* _What the exercise asks_
Type the records out again in full, exactly.

* _Exercise input_

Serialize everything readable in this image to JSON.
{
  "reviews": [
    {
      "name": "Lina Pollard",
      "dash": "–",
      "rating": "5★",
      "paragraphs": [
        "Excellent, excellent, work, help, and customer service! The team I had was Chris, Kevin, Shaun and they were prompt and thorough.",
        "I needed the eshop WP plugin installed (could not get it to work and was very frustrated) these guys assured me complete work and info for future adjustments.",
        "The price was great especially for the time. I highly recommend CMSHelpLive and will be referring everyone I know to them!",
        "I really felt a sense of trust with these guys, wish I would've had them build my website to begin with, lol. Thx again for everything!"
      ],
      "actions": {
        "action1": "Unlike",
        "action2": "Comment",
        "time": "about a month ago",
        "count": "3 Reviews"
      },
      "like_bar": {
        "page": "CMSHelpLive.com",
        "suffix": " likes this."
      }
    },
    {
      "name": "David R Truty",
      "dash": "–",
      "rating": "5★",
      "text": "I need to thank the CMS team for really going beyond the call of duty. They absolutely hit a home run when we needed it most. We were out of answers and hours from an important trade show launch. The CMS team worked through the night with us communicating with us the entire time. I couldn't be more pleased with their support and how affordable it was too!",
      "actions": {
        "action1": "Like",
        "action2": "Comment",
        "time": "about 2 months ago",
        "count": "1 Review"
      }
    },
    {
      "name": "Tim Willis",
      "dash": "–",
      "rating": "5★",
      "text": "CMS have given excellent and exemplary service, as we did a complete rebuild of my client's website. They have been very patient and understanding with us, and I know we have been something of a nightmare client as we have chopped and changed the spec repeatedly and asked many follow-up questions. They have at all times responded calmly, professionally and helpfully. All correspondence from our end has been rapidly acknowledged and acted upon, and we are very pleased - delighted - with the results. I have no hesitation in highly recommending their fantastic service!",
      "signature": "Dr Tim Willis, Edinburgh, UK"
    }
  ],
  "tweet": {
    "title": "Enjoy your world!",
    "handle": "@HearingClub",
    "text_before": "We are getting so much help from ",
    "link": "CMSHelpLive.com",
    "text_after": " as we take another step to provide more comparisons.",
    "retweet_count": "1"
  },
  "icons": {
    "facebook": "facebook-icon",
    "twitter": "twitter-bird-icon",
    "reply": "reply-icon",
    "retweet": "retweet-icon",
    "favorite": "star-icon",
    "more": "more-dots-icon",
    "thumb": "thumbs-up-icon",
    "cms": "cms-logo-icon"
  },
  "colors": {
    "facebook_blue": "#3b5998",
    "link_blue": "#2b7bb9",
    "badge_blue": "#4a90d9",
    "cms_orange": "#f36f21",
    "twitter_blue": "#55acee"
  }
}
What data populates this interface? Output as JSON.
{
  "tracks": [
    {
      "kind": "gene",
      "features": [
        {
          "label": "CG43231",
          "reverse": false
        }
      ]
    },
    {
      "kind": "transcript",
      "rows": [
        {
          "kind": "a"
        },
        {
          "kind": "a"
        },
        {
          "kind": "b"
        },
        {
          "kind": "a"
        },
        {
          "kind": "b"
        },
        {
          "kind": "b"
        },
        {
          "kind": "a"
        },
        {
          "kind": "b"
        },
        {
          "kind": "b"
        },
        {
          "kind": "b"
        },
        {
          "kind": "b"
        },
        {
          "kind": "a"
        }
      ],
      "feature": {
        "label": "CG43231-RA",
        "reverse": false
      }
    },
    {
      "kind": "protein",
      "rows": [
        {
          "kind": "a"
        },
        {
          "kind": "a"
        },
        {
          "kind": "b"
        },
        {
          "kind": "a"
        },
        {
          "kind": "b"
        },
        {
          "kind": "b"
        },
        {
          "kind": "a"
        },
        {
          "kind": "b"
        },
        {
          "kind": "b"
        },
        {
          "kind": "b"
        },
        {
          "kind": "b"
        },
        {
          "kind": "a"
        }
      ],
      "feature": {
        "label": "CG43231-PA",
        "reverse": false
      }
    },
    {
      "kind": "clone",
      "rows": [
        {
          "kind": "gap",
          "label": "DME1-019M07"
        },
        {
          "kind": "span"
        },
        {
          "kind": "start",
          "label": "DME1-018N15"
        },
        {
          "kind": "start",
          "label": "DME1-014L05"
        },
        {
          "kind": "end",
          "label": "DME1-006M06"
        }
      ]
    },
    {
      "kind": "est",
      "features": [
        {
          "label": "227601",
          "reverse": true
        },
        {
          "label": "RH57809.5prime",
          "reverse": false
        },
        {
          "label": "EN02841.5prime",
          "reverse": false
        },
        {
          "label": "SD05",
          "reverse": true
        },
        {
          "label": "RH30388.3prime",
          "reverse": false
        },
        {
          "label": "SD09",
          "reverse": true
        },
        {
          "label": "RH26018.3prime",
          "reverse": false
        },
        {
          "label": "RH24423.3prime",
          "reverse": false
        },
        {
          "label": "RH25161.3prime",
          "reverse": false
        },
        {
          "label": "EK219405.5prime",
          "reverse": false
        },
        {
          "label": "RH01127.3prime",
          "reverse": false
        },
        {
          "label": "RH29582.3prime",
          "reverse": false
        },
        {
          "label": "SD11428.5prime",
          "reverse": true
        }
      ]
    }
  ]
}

* _Your response_
Serialize everything readable in this image to JSON.
{
  "reviews": [
    {
      "name": "Lina Pollard",
      "dash": "–",
      "rating": "5★",
      "paragraphs": [
        "Excellent, excellent, work, help, and customer service! The team I had was Chris, Kevin, Shaun and they were prompt and thorough.",
        "I needed the eshop WP plugin installed (could not get it to work and was very frustrated) these guys assured me complete work and info for future adjustments.",
        "The price was great especially for the time. I highly recommend CMSHelpLive and will be referring everyone I know to them!",
        "I really felt a sense of trust with these guys, wish I would've had them build my website to begin with, lol. Thx again for everything!"
      ],
      "actions": {
        "action1": "Unlike",
        "action2": "Comment",
        "time": "about a month ago",
        "count": "3 Reviews"
      },
      "like_bar": {
        "page": "CMSHelpLive.com",
        "suffix": " likes this."
      }
    },
    {
      "name": "David R Truty",
      "dash": "–",
      "rating": "5★",
      "text": "I need to thank the CMS team for really going beyond the call of duty. They absolutely hit a home run when we needed it most. We were out of answers and hours from an important trade show launch. The CMS team worked through the night with us communicating with us the entire time. I couldn't be more pleased with their support and how affordable it was too!",
      "actions": {
        "action1": "Like",
        "action2": "Comment",
        "time": "about 2 months ago",
        "count": "1 Review"
      }
    },
    {
      "name": "Tim Willis",
      "dash": "–",
      "rating": "5★",
      "text": "CMS have given excellent and exemplary service, as we did a complete rebuild of my client's website. They have been very patient and understanding with us, and I know we have been something of a nightmare client as we have chopped and changed the spec repeatedly and asked many follow-up questions. They have at all times responded calmly, professionally and helpfully. All correspondence from our end has been rapidly acknowledged and acted upon, and we are very pleased - delighted - with the results. I have no hesitation in highly recommending their fantastic service!",
      "signature": "Dr Tim Willis, Edinburgh, UK"
    }
  ],
  "tweet": {
    "title": "Enjoy your world!",
    "handle": "@HearingClub",
    "text_before": "We are getting so much help from ",
    "link": "CMSHelpLive.com",
    "text_after": " as we take another step to provide more comparisons.",
    "retweet_count": "1"
  },
  "icons": {
    "facebook": "facebook-icon",
    "twitter": "twitter-bird-icon",
    "reply": "reply-icon",
    "retweet": "retweet-icon",
    "favorite": "star-icon",
    "more": "more-dots-icon",
    "thumb": "thumbs-up-icon",
    "cms": "cms-logo-icon"
  },
  "colors": {
    "facebook_blue": "#3b5998",
    "link_blue": "#2b7bb9",
    "badge_blue": "#4a90d9",
    "cms_orange": "#f36f21",
    "twitter_blue": "#55acee"
  }
}
What data populates this interface? Output as JSON.
{
  "tracks": [
    {
      "kind": "gene",
      "features": [
        {
          "label": "CG43231",
          "reverse": false
        }
      ]
    },
    {
      "kind": "transcript",
      "rows": [
        {
          "kind": "a"
        },
        {
          "kind": "a"
        },
        {
          "kind": "b"
        },
        {
          "kind": "a"
        },
        {
          "kind": "b"
        },
        {
          "kind": "b"
        },
        {
          "kind": "a"
        },
        {
          "kind": "b"
        },
        {
          "kind": "b"
        },
        {
          "kind": "b"
        },
        {
          "kind": "b"
        },
        {
          "kind": "a"
        }
      ],
      "feature": {
        "label": "CG43231-RA",
        "reverse": false
      }
    },
    {
      "kind": "protein",
      "rows": [
        {
          "kind": "a"
        },
        {
          "kind": "a"
        },
        {
          "kind": "b"
        },
        {
          "kind": "a"
        },
        {
          "kind": "b"
        },
        {
          "kind": "b"
        },
        {
          "kind": "a"
        },
        {
          "kind": "b"
        },
        {
          "kind": "b"
        },
        {
          "kind": "b"
        },
        {
          "kind": "b"
        },
        {
          "kind": "a"
        }
      ],
      "feature": {
        "label": "CG43231-PA",
        "reverse": false
      }
    },
    {
      "kind": "clone",
      "rows": [
        {
          "kind": "gap",
          "label": "DME1-019M07"
        },
        {
          "kind": "span"
        },
        {
          "kind": "start",
          "label": "DME1-018N15"
        },
        {
          "kind": "start",
          "label": "DME1-014L05"
        },
        {
          "kind": "end",
          "label": "DME1-006M06"
        }
      ]
    },
    {
      "kind": "est",
      "features": [
        {
          "label": "227601",
          "reverse": true
        },
        {
          "label": "RH57809.5prime",
          "reverse": false
        },
        {
          "label": "EN02841.5prime",
          "reverse": false
        },
        {
          "label": "SD05",
          "reverse": true
        },
        {
          "label": "RH30388.3prime",
          "reverse": false
        },
        {
          "label": "SD09",
          "reverse": true
        },
        {
          "label": "RH26018.3prime",
          "reverse": false
        },
        {
          "label": "RH24423.3prime",
          "reverse": false
        },
        {
          "label": "RH25161.3prime",
          "reverse": false
        },
        {
          "label": "EK219405.5prime",
          "reverse": false
        },
        {
          "label": "RH01127.3prime",
          "reverse": false
        },
        {
          "label": "RH29582.3prime",
          "reverse": false
        },
        {
          "label": "SD11428.5prime",
          "reverse": true
        }
      ]
    }
  ]
}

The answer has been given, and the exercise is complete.